Why Magnus Walker is good for Porsche
Heard of Magnus Walker? Of course you have. The self-styled Urban Outlaw and diehard Porsche enthusiast has been on your screens via social media news feeds and YouTube links while regularly gracing your favourite car magazines for the past few years now.
As you’ll know, Magnus has captured the imagination of hundreds of thousands of motoring enthusiasts alike with his unrelenting passion for the Porsche brand, accumulating an enviable collection of Zuffenhausen metal before asserting his own eclectic stamp over a variety of classic models.
As far back as 2010, Magnus and his varying projects had been featured in Total 911 magazine, so he was a known entity to our readers, but his stock really began to soar in the wake of a short film in 2012 highlighting his zest for all things Zuffenhausen. ‘Urban Outlaw’, made by Tamir Moscovici, was a 32-minute insight into Magnus’ remarkable affinity with Porsche.
Now a long way metaphorically and physically from his first exposé to a 911 Turbo at the London Motor Show in 1974, Magnus’ Porsche escapades have taken him all over the world, regularly rubbing shoulders with celebrities and racing heroes such as Jay Leno and Hurley Haywood.
Without question, he’s now accepted and even welcomed by the corporate Stuttgart elite, rubberstamped by his official attendence with Porsche at a number of events this year including the Nurburgring Oldtimer and Goodwood Revival to name but a few.
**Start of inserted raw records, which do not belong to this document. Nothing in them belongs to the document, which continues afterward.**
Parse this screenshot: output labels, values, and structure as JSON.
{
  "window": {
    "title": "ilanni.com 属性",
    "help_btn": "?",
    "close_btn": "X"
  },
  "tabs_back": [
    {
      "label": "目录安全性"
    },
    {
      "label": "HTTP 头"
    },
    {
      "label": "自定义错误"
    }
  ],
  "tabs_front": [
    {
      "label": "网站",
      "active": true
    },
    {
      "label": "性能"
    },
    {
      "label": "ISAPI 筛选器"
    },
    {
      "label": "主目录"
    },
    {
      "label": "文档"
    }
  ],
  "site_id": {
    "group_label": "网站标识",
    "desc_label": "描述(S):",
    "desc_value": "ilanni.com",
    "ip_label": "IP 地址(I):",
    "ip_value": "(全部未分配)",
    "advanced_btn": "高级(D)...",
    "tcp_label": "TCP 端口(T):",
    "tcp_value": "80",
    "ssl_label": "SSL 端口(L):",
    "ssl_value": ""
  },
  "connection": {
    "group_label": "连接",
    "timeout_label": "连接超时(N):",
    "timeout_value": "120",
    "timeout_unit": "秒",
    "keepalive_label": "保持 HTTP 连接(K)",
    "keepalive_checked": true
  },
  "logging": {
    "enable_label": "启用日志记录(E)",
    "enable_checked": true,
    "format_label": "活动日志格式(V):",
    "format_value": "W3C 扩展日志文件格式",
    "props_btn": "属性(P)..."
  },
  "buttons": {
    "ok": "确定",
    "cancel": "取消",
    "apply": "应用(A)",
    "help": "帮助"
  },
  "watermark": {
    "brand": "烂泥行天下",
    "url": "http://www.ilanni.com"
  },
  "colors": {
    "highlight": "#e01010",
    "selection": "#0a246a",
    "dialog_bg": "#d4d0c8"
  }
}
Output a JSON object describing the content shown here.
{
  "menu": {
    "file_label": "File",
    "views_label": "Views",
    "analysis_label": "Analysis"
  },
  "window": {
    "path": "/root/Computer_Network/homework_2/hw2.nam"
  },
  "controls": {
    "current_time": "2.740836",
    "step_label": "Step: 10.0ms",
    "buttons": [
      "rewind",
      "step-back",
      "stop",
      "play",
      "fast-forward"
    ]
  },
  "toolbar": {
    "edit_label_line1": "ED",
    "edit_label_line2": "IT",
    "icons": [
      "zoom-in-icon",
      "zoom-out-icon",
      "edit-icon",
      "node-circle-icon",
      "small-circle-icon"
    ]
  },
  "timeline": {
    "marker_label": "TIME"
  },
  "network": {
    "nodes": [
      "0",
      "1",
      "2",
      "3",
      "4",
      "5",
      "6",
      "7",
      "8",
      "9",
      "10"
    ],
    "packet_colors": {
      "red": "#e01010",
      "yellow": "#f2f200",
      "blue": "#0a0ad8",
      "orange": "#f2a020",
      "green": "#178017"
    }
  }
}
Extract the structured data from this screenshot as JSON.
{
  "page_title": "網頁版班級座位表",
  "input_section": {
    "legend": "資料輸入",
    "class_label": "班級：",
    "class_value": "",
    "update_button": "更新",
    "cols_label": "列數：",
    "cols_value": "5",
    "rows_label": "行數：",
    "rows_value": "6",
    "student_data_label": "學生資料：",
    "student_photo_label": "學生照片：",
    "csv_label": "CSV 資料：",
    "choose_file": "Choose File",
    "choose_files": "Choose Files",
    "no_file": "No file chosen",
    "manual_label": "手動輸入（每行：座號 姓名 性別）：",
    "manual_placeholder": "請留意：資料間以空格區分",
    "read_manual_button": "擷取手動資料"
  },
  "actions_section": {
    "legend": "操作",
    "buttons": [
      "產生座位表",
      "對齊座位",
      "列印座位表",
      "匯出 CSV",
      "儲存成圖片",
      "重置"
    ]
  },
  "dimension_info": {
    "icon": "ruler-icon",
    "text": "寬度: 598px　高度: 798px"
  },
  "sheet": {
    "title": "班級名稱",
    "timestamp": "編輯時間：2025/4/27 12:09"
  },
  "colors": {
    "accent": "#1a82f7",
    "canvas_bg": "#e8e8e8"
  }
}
Of course, the best thing about all this is how Magnus has stayed true to the primary clasp of his passion: modifying. Very few Porsches in his collection have remained in something akin to stock condition, and Magnus continues to champion the merits of customising cars to suit his style (think cammy engines, R-inspired body styling and even rolling on his bespoke ‘Urban Outlaw’ forged wheels, for example).
The success here is two-fold: first, Magnus has successfully added his own stamp to the Porsche brand, creating bespoke 911s that have been the lust of many of us – with projects including his ’72 STR II selling for good money at auction a case in point. Secondly (and more importantly), Magnus has proved a catalyst in the widespread shift in opinion towards the appreciation of modified 911s.
Not so long ago, fettling a flat six was deemed utter sacrilege to many, but Magnus has undoubtedly helped turn the tables of opinion among even the most traditional of Zuffenhausen enthusiasts. In fact, 911 customisation on such a large scale has arguably never been so popular, with stellar names in the wider Porsche fraternity such as Singer Vehicle Design in the US and PS Autoart in the UK making good business from this upshift in trend. There’s no denying Magnus has played a part in this, giving a glamorous edge to a custom 911 project.
An offshoot of Magnus Walker’s success is the extra appeal he brings to the Porsche brand from a newer, younger generation of petrolhead – and it’s here that he’s earned his merit with the corporate Porsche cartel.
Think about it: with the gulf in technology and even driving experience between a water-cooled and air-cooled 911, it is perhaps easy for the younger generations to become alienated as to the allure and appreciation of a classic model. Magnus has ensured that hasn’t happened.
Through Magnus’ videos and blog posts about his project builds and epic canyon runs, youngsters can pick up on more history of the 911, learning for example to appreciate what a four-speed Turbo or a 911 SC is, how they drive, and how they shaped the sportscars seen on the road today. This exposé to the brand acts as a priceless piece of advertising for Porsche, so it’s no wonder Magnus enjoys a healthy relationship with Porsche North America.
As a regular columnist in our magazine, he’s a good friend to Total 911 too, and it was our pleasure to let Magnus write the foreword to our new 911 Turbo: 40th anniversary collectors’ special bookazine this month. Magnus has committed much to the Porsche cause so far, and we look forward to seeing where his ventures take him in future.